- Degree of experience engaging in public/private cyberthreat intelligence alliances, such as Information Sharing and Analysis Centers (ISACs).
- Degree of engagement with other professional cybersecurity organizations.
- Extent of their peer network.
- Extent of their contacts in law enforcement and threat research.
5. Innovative thinking and awareness of emerging technologies.
“As a strategist, you have to have your ear to the ground about what’s happening in the industry — what’s hot and what folks are blindly implementing to capture new markets,” one of our CISO board member sources told us. “All new technology has unknown cyber implications, and even if you sit on the board of a very forward-thinking, innovative company, sometimes you need to be the one to rein in the board.” That might mean suggesting that the company’s security specialists do a thorough risk analysis on a new AI tool or system reconfiguration, he added.
The cyber strategist should proactively stay informed about the latest trends and advancements in technology, particularly those relevant to the organization’s industry. This includes keeping abreast of emerging technologies to identify potential opportunities for innovation and to understand the associated risks — for example, monitoring developments in quantum computing that are expected to eventually break the data encryption methods now in use. When new technologies or ventures are proposed, the cyber strategist should advocate for assessing the potential cybersecurity implications.
The strategist should also work closely with the operations team to understand their proposed strategies and initiatives involving emerging technologies. They can provide guidance and expertise on cybersecurity matters and help operations assess the potential risks and implications of their proposals.
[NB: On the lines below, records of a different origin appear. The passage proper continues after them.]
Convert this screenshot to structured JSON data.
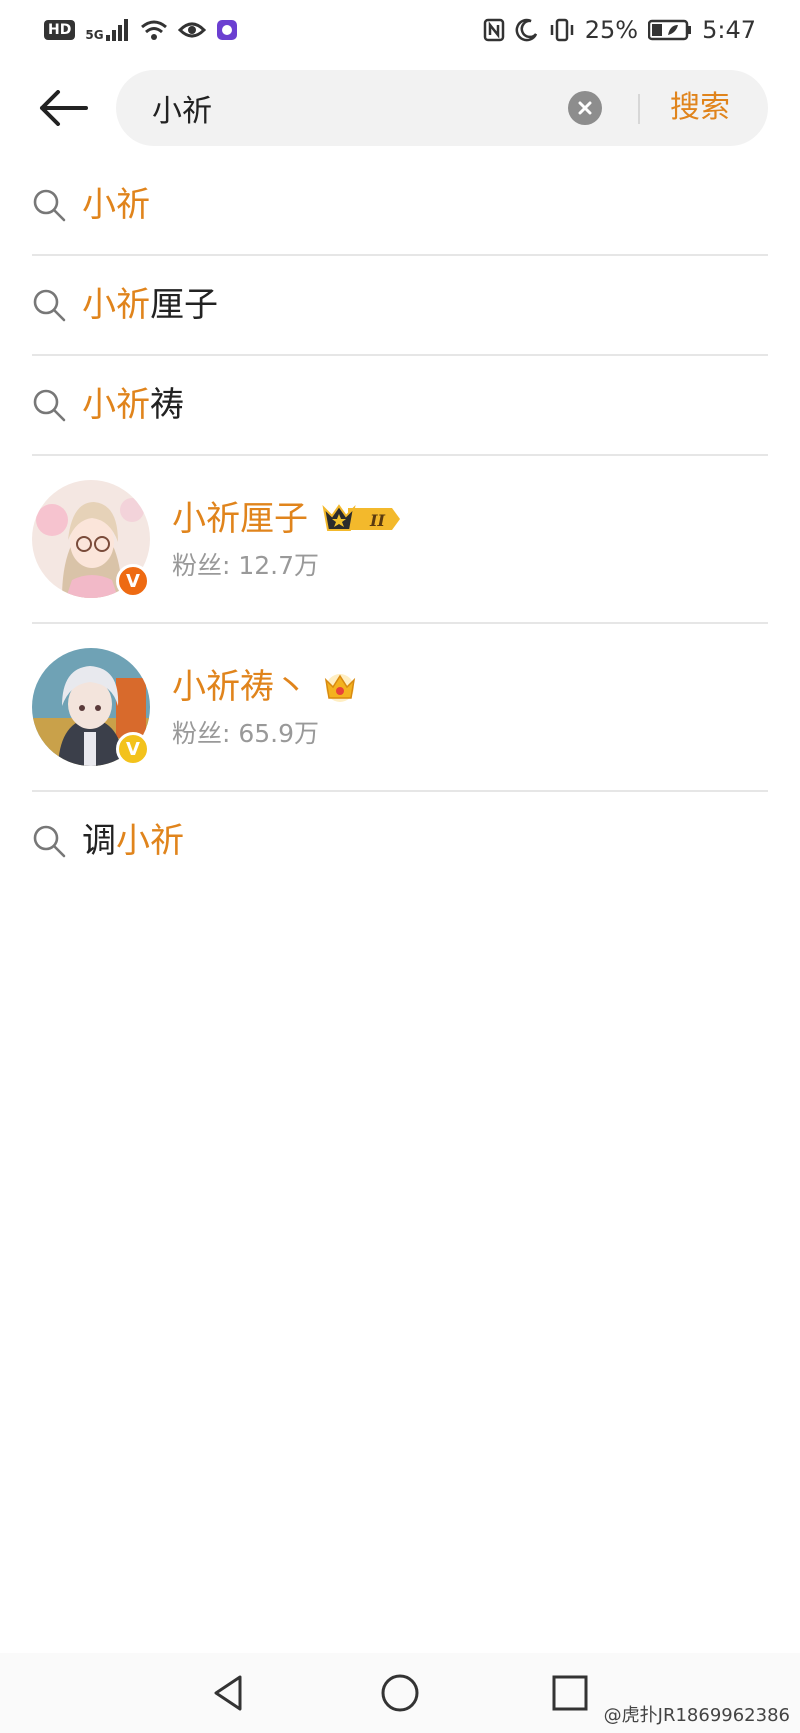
{
  "status_bar": {
    "left": {
      "hd": "HD",
      "network": "5G"
    },
    "right": {
      "battery_percent": "25%",
      "time": "5:47"
    }
  },
  "search": {
    "query": "小祈",
    "placeholder": "",
    "button_label": "搜索"
  },
  "suggestions_top": [
    {
      "highlight": "小祈",
      "rest": ""
    },
    {
      "highlight": "小祈",
      "rest": "厘子"
    },
    {
      "highlight": "小祈",
      "rest": "祷"
    }
  ],
  "users": [
    {
      "name": "小祈厘子",
      "fans": "粉丝: 12.7万",
      "badge": "crown-level-II-icon",
      "verify_color": "#ee6a12"
    },
    {
      "name": "小祈祷丶",
      "fans": "粉丝: 65.9万",
      "badge": "gold-crown-icon",
      "verify_color": "#f3c21c"
    }
  ],
  "suggestions_bottom": [
    {
      "prefix": "调",
      "highlight": "小祈"
    }
  ],
  "watermark": "@虎扑JR1869962386",
  "colors": {
    "accent": "#e0841c",
    "divider": "#e6e6e6",
    "search_bg": "#f2f2f2"
  }
}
They are also aware of regulatory requirements and understand the importance of keeping the legal team informed of the cyber strategy. By collaborating, they can strike a balance between innovation and risk management.
Evaluate candidates’ capacity to anticipate the risks and benefits of emerging technologies by considering the following:
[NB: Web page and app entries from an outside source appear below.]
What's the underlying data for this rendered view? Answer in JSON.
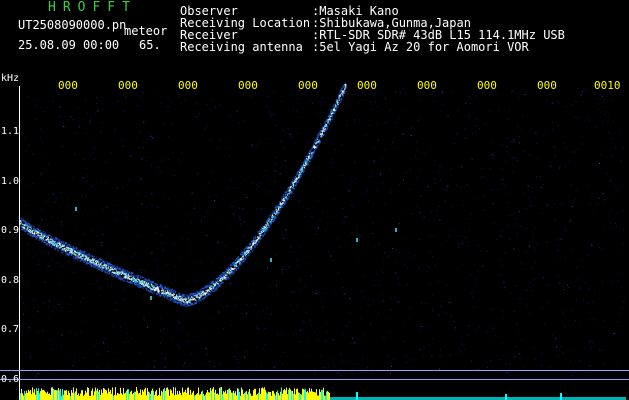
{
  "header": {
    "logo": "HROFFT",
    "filename": "UT2508090000.pn",
    "meteor_label": "meteor",
    "datetime": "25.08.09 00:00",
    "count": "65.",
    "rows": [
      {
        "label": "Observer",
        "value": ":Masaki Kano"
      },
      {
        "label": "Receiving Location",
        "value": ":Shibukawa,Gunma,Japan"
      },
      {
        "label": "Receiver",
        "value": ":RTL-SDR SDR# 43dB L15 114.1MHz USB"
      },
      {
        "label": "Receiving antenna",
        "value": ":5el Yagi Az 20 for Aomori VOR"
      }
    ]
  },
  "axis": {
    "y_unit": "kHz",
    "y_ticks": [
      "1.1",
      "1.0",
      "0.9",
      "0.8",
      "0.7",
      "0.6"
    ],
    "x_ticks": [
      "000",
      "000",
      "000",
      "000",
      "000",
      "000",
      "000",
      "000",
      "000",
      "0010"
    ]
  },
  "colors": {
    "logo": "#3ccc3c",
    "tick_text": "#ffff00",
    "plot_border": "#ffff00",
    "signal_core": "#4fd2ff",
    "signal_mid": "#2a6cff",
    "noise_floor": "#1a2a9a",
    "bottom_bar": "#ffff00",
    "bottom_cyan": "#00ffff"
  }
}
- Ability to articulate the cybersecurity issues with specific emerging technologies and areas of innovations relevant to the company
- Ability to assess organizational capability for securely leveraging AI in operations, describe the risks to senior management, and propose mitigations.
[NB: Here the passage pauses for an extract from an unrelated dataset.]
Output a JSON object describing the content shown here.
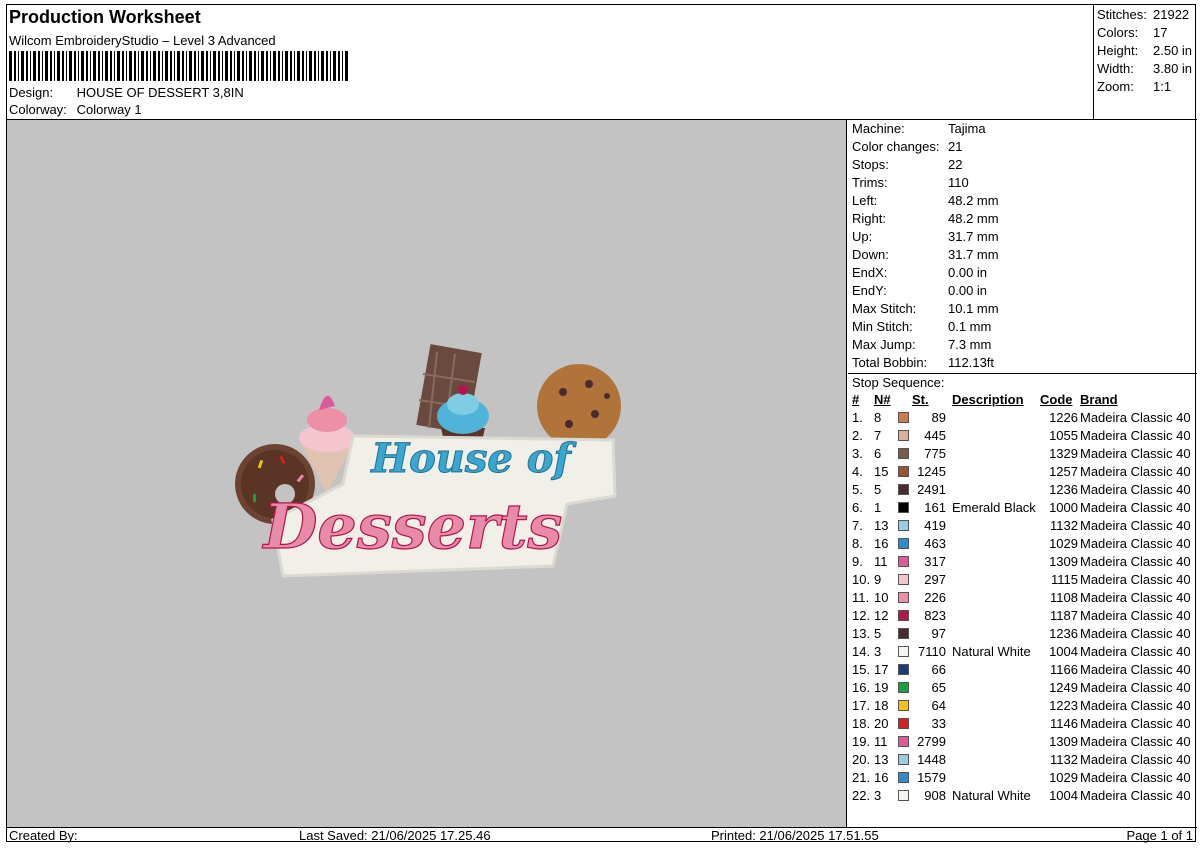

- Understanding of how to leverage new technologies to improve cybersecurity operations
- Ability to assess organizational efforts in network architecture protections at the enterprise level.
By evaluating cyber-strategist board candidates in these five key areas — communication, technical knowledge, business, networking, and innovation — the board increases the likelihood of bringing on a new director who will facilitate effective discussions, receive informed advice on critical cybersecurity issues, and make well-considered strategic decisions. But there is one more essential quality that should go without saying: Ethical guidance and conduct should be the cornerstone of cyber strategy and decision-making, as it should be for board members generally. The competencies we’ve reviewed in this article are only truly beneficial when anchored in unwavering ethical principles.
- “SEC Adopts Rules on Cybersecurity Risk Management, Strategy, Governance, and Incident Disclosure by Public Companies,” U.S. Securities and Exchange Commission, July 26, 2023, www.sec.gov; “National Cybersecurity Strategy,” PDF file (Washington, D.C.: The White House, March 2023), www.whitehouse.gov; and “Executive Order on Improving the Nation’s Cybersecurity,” The White House, May 12, 2021, www.thewhitehouse.gov.
- “Today’s Boardroom: Confronting the Change Imperative,” PDF file (London: PwC, 2023), www.pwc.com.
- “Fact Sheet: Public Company Cybersecurity Disclosures; Final Rules,” PDF file (Washington, D.C.: U.S. Securities and Exchange Commission, 2022), www.sec.gov.
- M. Galligan and C. Oven, “A New Chapter in Cyber,” Deloitte, June 2022, www2.deloitte.com.
- “Cyber Incident Reporting for Critical Infrastructure Act of 2022 (CIRCIA),” Cybersecurity & Infrastructure Security Agency, accessed Nov. 21, 2023, www.cisa.gov.